• WHAT THE EXERCISE ASKS: Output all the records word for word. Drop the pictures.

• GIVEN DATA:
_ _ _

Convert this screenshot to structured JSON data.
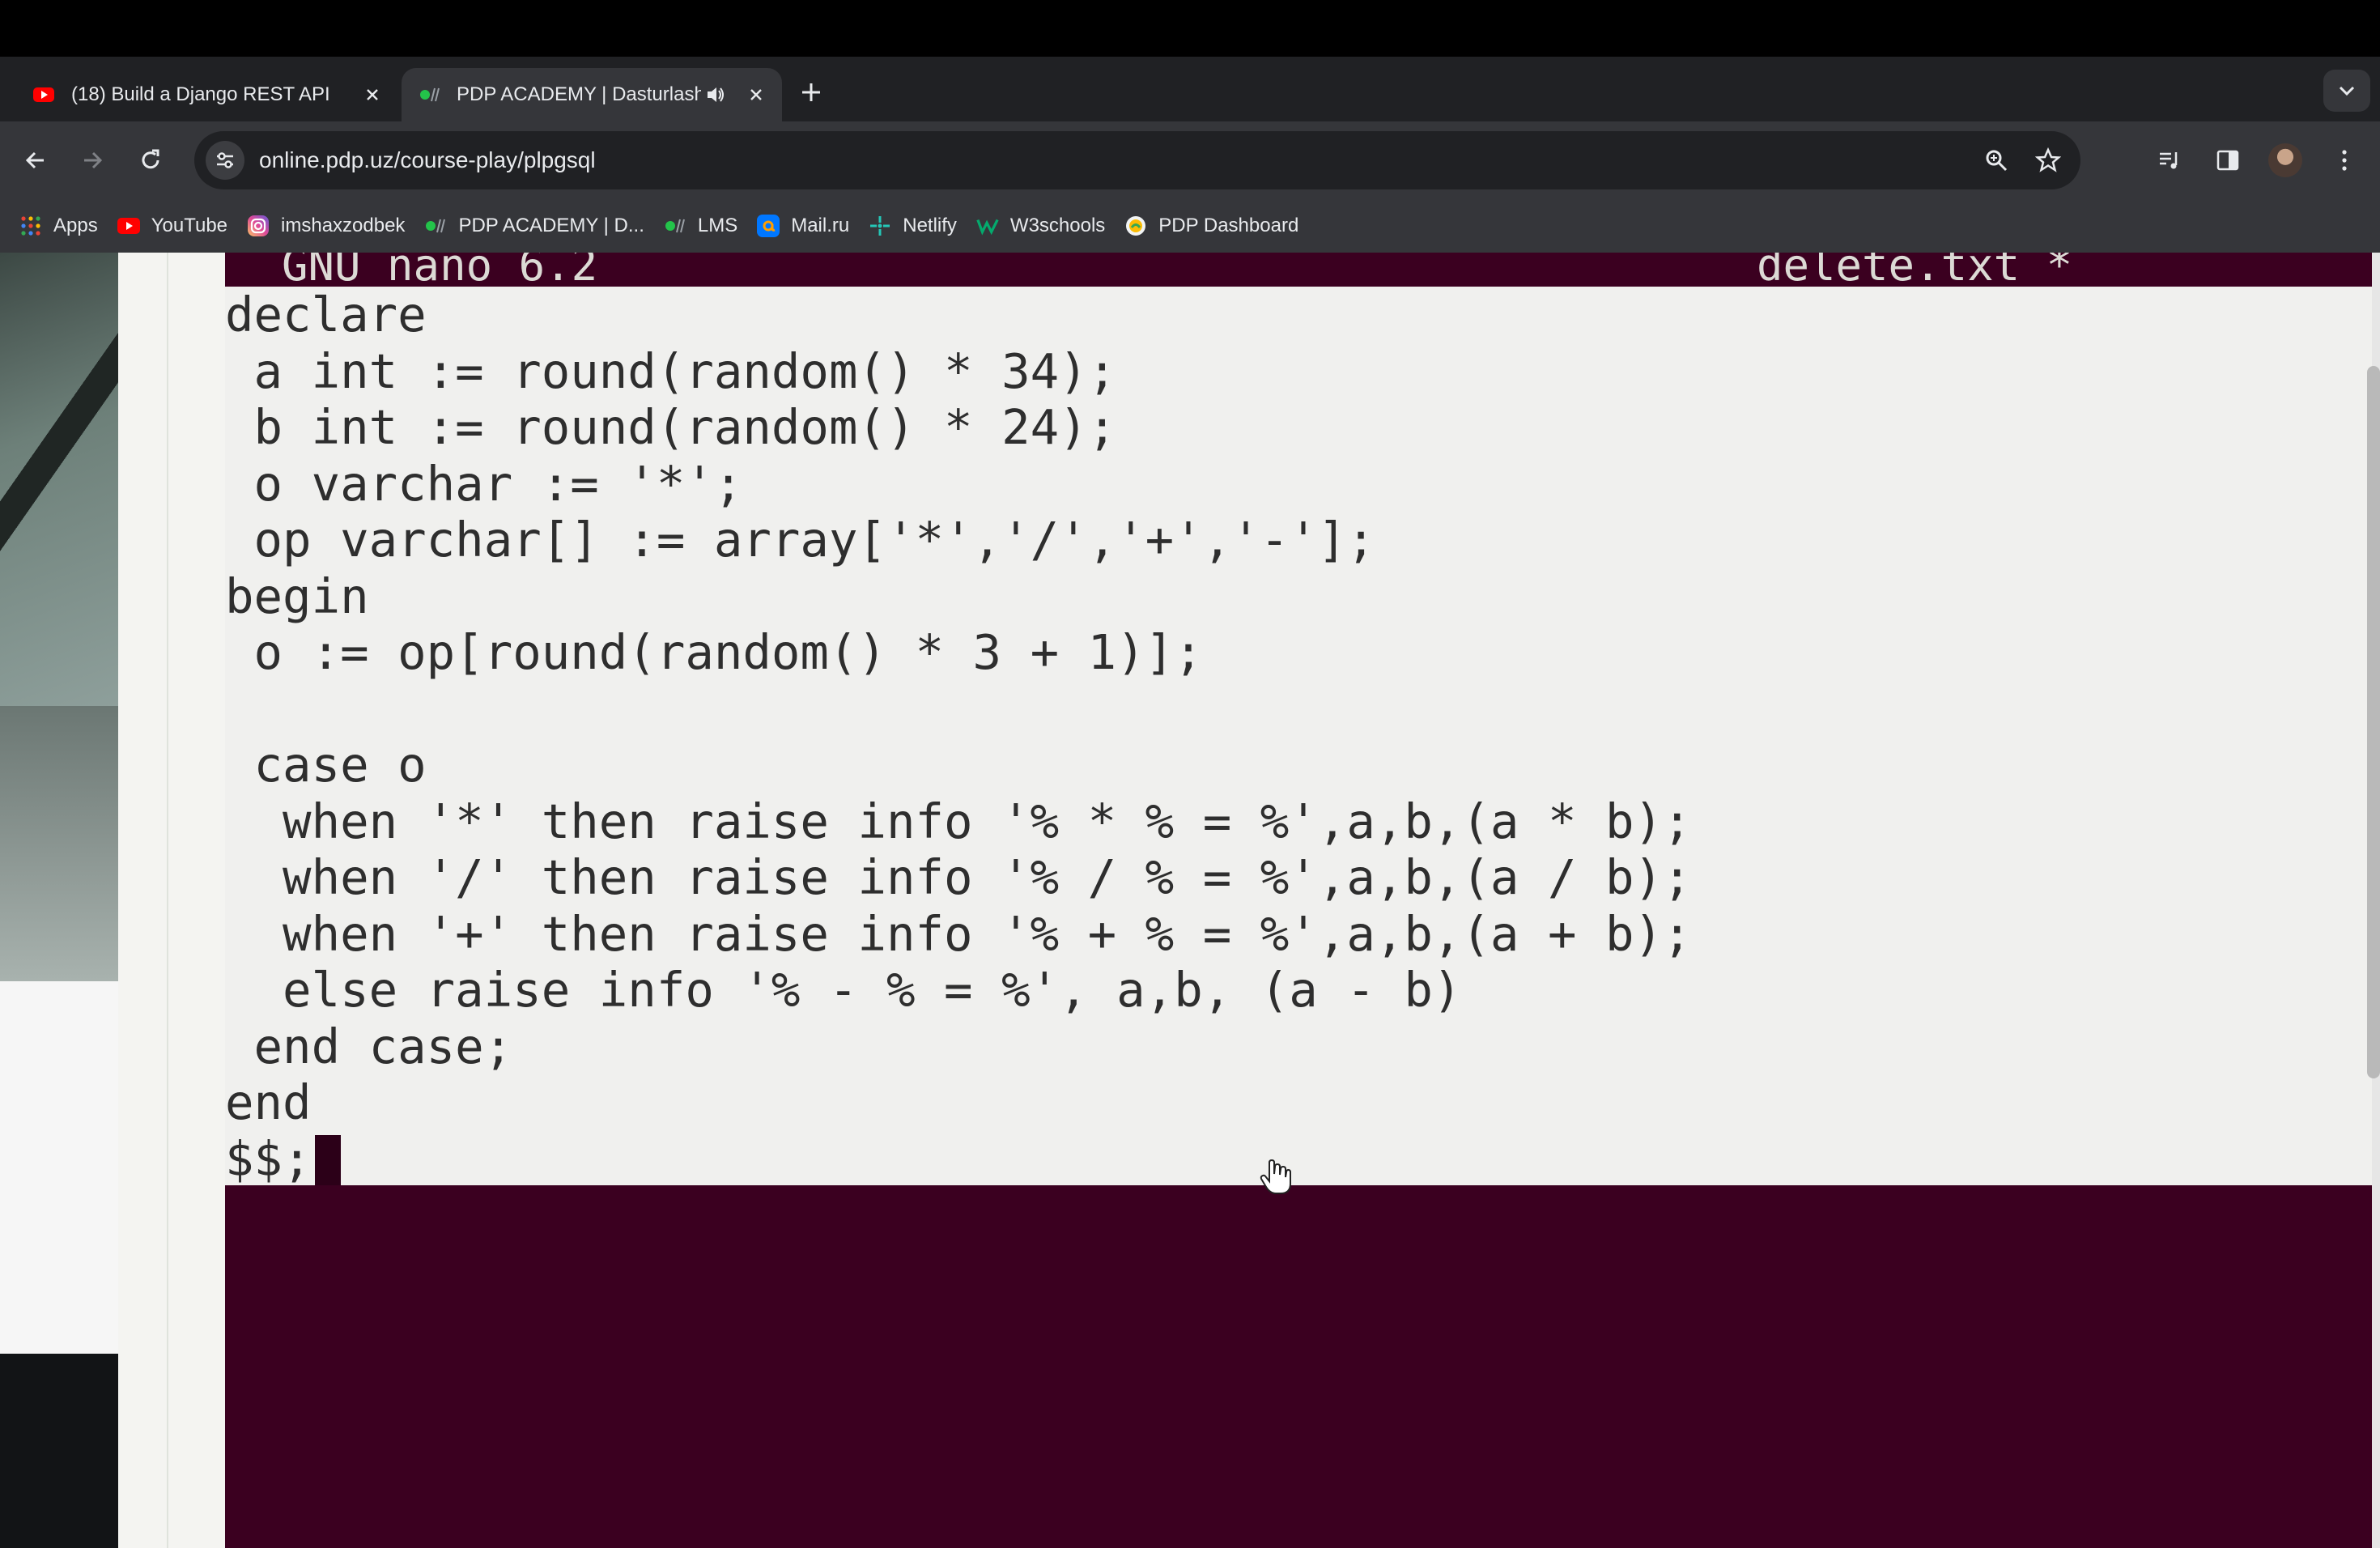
{
  "browser": {
    "tabs": [
      {
        "title": "(18) Build a Django REST API",
        "favicon": "youtube-icon",
        "active": false
      },
      {
        "title": "PDP ACADEMY | Dasturlash",
        "favicon": "pdp-favicon",
        "active": true,
        "audio": "speaker-icon"
      }
    ],
    "new_tab": "+",
    "url": "online.pdp.uz/course-play/plpgsql",
    "bookmarks": [
      {
        "label": "Apps",
        "icon": "apps-grid-icon"
      },
      {
        "label": "YouTube",
        "icon": "youtube-icon"
      },
      {
        "label": "imshaxzodbek",
        "icon": "instagram-icon"
      },
      {
        "label": "PDP ACADEMY | D...",
        "icon": "pdp-favicon"
      },
      {
        "label": "LMS",
        "icon": "pdp-favicon"
      },
      {
        "label": "Mail.ru",
        "icon": "mailru-icon"
      },
      {
        "label": "Netlify",
        "icon": "netlify-icon"
      },
      {
        "label": "W3schools",
        "icon": "w3schools-icon"
      },
      {
        "label": "PDP Dashboard",
        "icon": "pdp-dashboard-icon"
      }
    ],
    "colors": {
      "tabstrip": "#202124",
      "toolbar": "#35363a",
      "text": "#e8eaed"
    }
  },
  "terminal": {
    "title_left": "GNU nano 6.2",
    "title_right": "delete.txt *",
    "code": "declare\n a int := round(random() * 34);\n b int := round(random() * 24);\n o varchar := '*';\n op varchar[] := array['*','/','+','-'];\nbegin\n o := op[round(random() * 3 + 1)];\n\n case o\n  when '*' then raise info '% * % = %',a,b,(a * b);\n  when '/' then raise info '% / % = %',a,b,(a / b);\n  when '+' then raise info '% + % = %',a,b,(a + b);\n  else raise info '% - % = %', a,b, (a - b)\n end case;\nend\n$$;",
    "colors": {
      "background": "#3b0020",
      "editor": "#f0f0ee",
      "text": "#2e2e2e"
    }
  }
}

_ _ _

• TASK OUTPUT:
Convert this screenshot to structured JSON data.
{
  "browser": {
    "tabs": [
      {
        "title": "(18) Build a Django REST API",
        "favicon": "youtube-icon",
        "active": false
      },
      {
        "title": "PDP ACADEMY | Dasturlash",
        "favicon": "pdp-favicon",
        "active": true,
        "audio": "speaker-icon"
      }
    ],
    "new_tab": "+",
    "url": "online.pdp.uz/course-play/plpgsql",
    "bookmarks": [
      {
        "label": "Apps",
        "icon": "apps-grid-icon"
      },
      {
        "label": "YouTube",
        "icon": "youtube-icon"
      },
      {
        "label": "imshaxzodbek",
        "icon": "instagram-icon"
      },
      {
        "label": "PDP ACADEMY | D...",
        "icon": "pdp-favicon"
      },
      {
        "label": "LMS",
        "icon": "pdp-favicon"
      },
      {
        "label": "Mail.ru",
        "icon": "mailru-icon"
      },
      {
        "label": "Netlify",
        "icon": "netlify-icon"
      },
      {
        "label": "W3schools",
        "icon": "w3schools-icon"
      },
      {
        "label": "PDP Dashboard",
        "icon": "pdp-dashboard-icon"
      }
    ],
    "colors": {
      "tabstrip": "#202124",
      "toolbar": "#35363a",
      "text": "#e8eaed"
    }
  },
  "terminal": {
    "title_left": "GNU nano 6.2",
    "title_right": "delete.txt *",
    "code": "declare\n a int := round(random() * 34);\n b int := round(random() * 24);\n o varchar := '*';\n op varchar[] := array['*','/','+','-'];\nbegin\n o := op[round(random() * 3 + 1)];\n\n case o\n  when '*' then raise info '% * % = %',a,b,(a * b);\n  when '/' then raise info '% / % = %',a,b,(a / b);\n  when '+' then raise info '% + % = %',a,b,(a + b);\n  else raise info '% - % = %', a,b, (a - b)\n end case;\nend\n$$;",
    "colors": {
      "background": "#3b0020",
      "editor": "#f0f0ee",
      "text": "#2e2e2e"
    }
  }
}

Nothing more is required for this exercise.